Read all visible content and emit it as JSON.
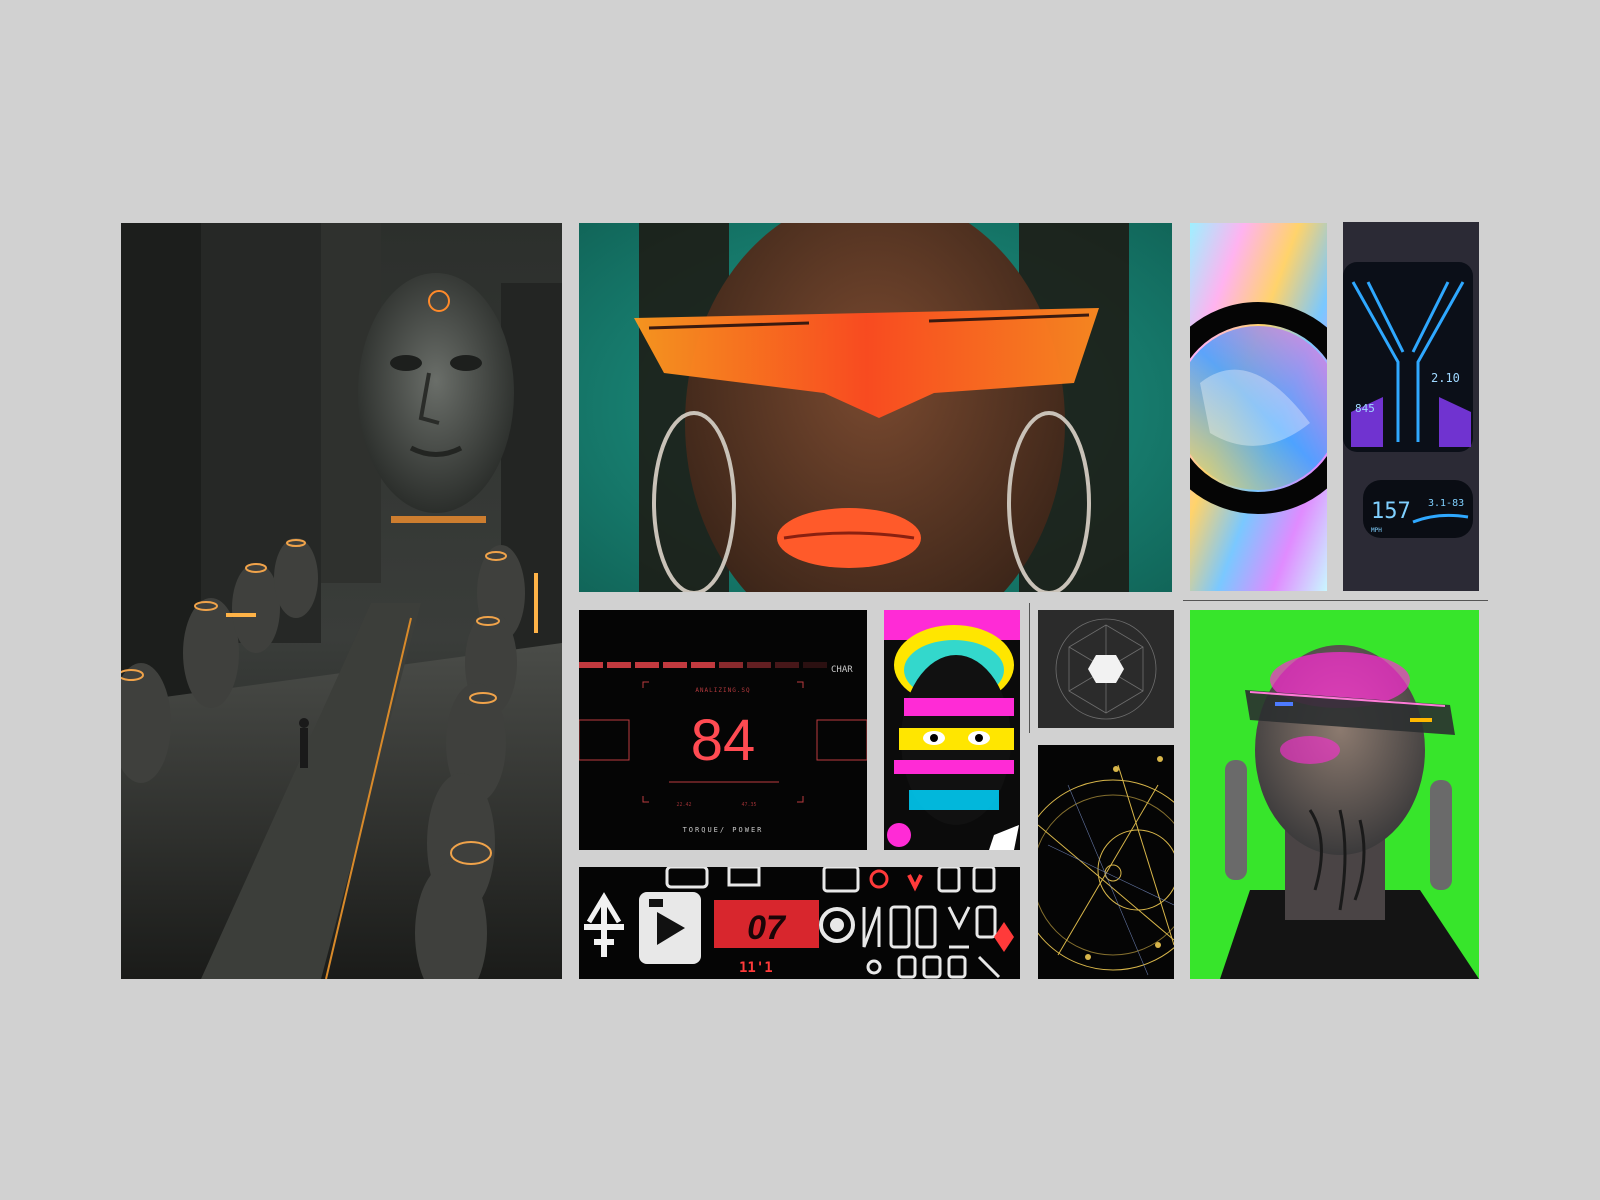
{
  "board": {
    "background": "#d1d1d1",
    "accent_colors": [
      "#ff5a2a",
      "#e8494f",
      "#37ff22",
      "#ff2bd6",
      "#1fd6c9",
      "#ffc400"
    ]
  },
  "hud": {
    "title_partial": "CHAR",
    "status": "ANALIZING.SQ",
    "value": "84",
    "time_left": "22.42",
    "time_right": "47.35",
    "footer": "TORQUE/ POWER"
  },
  "dashboard": {
    "reading_top": "2.10",
    "reading_mid": "845",
    "gear": "157",
    "gear_unit": "MPH",
    "lap": "3.1-83"
  },
  "glyphs": {
    "code": "07",
    "small": "11'1"
  }
}
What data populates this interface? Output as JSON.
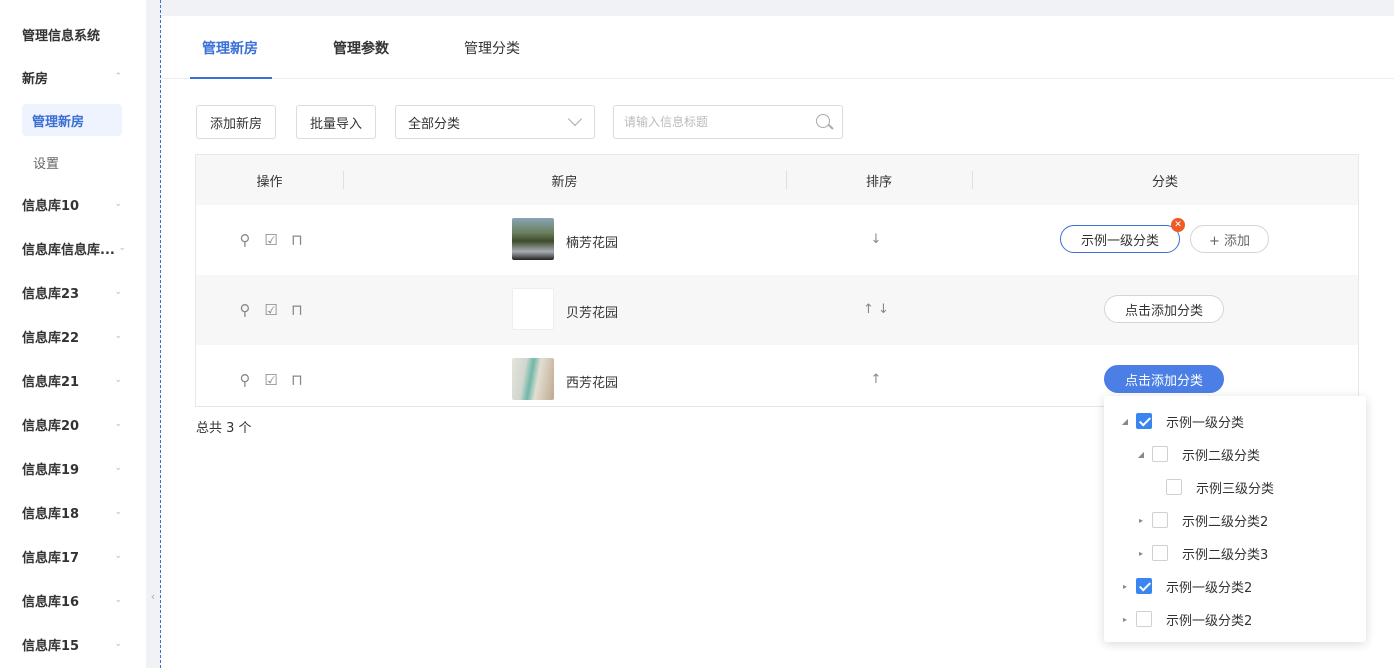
{
  "sidebar": {
    "app_title": "管理信息系统",
    "section": "新房",
    "active_item": "管理新房",
    "setting_item": "设置",
    "items": [
      "信息库10",
      "信息库信息库...",
      "信息库23",
      "信息库22",
      "信息库21",
      "信息库20",
      "信息库19",
      "信息库18",
      "信息库17",
      "信息库16",
      "信息库15"
    ],
    "collapse_glyph": "‹"
  },
  "tabs": [
    "管理新房",
    "管理参数",
    "管理分类"
  ],
  "toolbar": {
    "add_label": "添加新房",
    "import_label": "批量导入",
    "category_select": "全部分类",
    "search_placeholder": "请输入信息标题"
  },
  "table": {
    "headers": [
      "操作",
      "新房",
      "排序",
      "分类"
    ],
    "rows": [
      {
        "name": "楠芳花园",
        "sort": "↓"
      },
      {
        "name": "贝芳花园",
        "sort": "↑ ↓"
      },
      {
        "name": "西芳花园",
        "sort": "↑"
      }
    ],
    "row1_category": "示例一级分类",
    "add_label": "+ 添加",
    "click_add_label": "点击添加分类"
  },
  "total_text": "总共 3 个",
  "tree": [
    {
      "label": "示例一级分类",
      "checked": true
    },
    {
      "label": "示例二级分类",
      "checked": false
    },
    {
      "label": "示例三级分类",
      "checked": false
    },
    {
      "label": "示例二级分类2",
      "checked": false
    },
    {
      "label": "示例二级分类3",
      "checked": false
    },
    {
      "label": "示例一级分类2",
      "checked": true
    },
    {
      "label": "示例一级分类2",
      "checked": false
    }
  ],
  "colors": {
    "accent": "#3a6fd8",
    "primary_button": "#4b7fe5",
    "badge": "#ee5a24"
  },
  "icons": [
    "search-icon",
    "edit-icon",
    "delete-icon",
    "chevron-down-icon",
    "close-icon",
    "checkbox-icon"
  ]
}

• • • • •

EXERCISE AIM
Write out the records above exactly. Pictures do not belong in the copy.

TASK SOLUTION
Read all visible content and emit it as JSON.
{
  "board": {
    "background": "#d1d1d1",
    "accent_colors": [
      "#ff5a2a",
      "#e8494f",
      "#37ff22",
      "#ff2bd6",
      "#1fd6c9",
      "#ffc400"
    ]
  },
  "hud": {
    "title_partial": "CHAR",
    "status": "ANALIZING.SQ",
    "value": "84",
    "time_left": "22.42",
    "time_right": "47.35",
    "footer": "TORQUE/ POWER"
  },
  "dashboard": {
    "reading_top": "2.10",
    "reading_mid": "845",
    "gear": "157",
    "gear_unit": "MPH",
    "lap": "3.1-83"
  },
  "glyphs": {
    "code": "07",
    "small": "11'1"
  }
}
What data populates this interface? Output as JSON.
{
  "sidebar": {
    "app_title": "管理信息系统",
    "section": "新房",
    "active_item": "管理新房",
    "setting_item": "设置",
    "items": [
      "信息库10",
      "信息库信息库...",
      "信息库23",
      "信息库22",
      "信息库21",
      "信息库20",
      "信息库19",
      "信息库18",
      "信息库17",
      "信息库16",
      "信息库15"
    ],
    "collapse_glyph": "‹"
  },
  "tabs": [
    "管理新房",
    "管理参数",
    "管理分类"
  ],
  "toolbar": {
    "add_label": "添加新房",
    "import_label": "批量导入",
    "category_select": "全部分类",
    "search_placeholder": "请输入信息标题"
  },
  "table": {
    "headers": [
      "操作",
      "新房",
      "排序",
      "分类"
    ],
    "rows": [
      {
        "name": "楠芳花园",
        "sort": "↓"
      },
      {
        "name": "贝芳花园",
        "sort": "↑ ↓"
      },
      {
        "name": "西芳花园",
        "sort": "↑"
      }
    ],
    "row1_category": "示例一级分类",
    "add_label": "+ 添加",
    "click_add_label": "点击添加分类"
  },
  "total_text": "总共 3 个",
  "tree": [
    {
      "label": "示例一级分类",
      "checked": true
    },
    {
      "label": "示例二级分类",
      "checked": false
    },
    {
      "label": "示例三级分类",
      "checked": false
    },
    {
      "label": "示例二级分类2",
      "checked": false
    },
    {
      "label": "示例二级分类3",
      "checked": false
    },
    {
      "label": "示例一级分类2",
      "checked": true
    },
    {
      "label": "示例一级分类2",
      "checked": false
    }
  ],
  "colors": {
    "accent": "#3a6fd8",
    "primary_button": "#4b7fe5",
    "badge": "#ee5a24"
  },
  "icons": [
    "search-icon",
    "edit-icon",
    "delete-icon",
    "chevron-down-icon",
    "close-icon",
    "checkbox-icon"
  ]
}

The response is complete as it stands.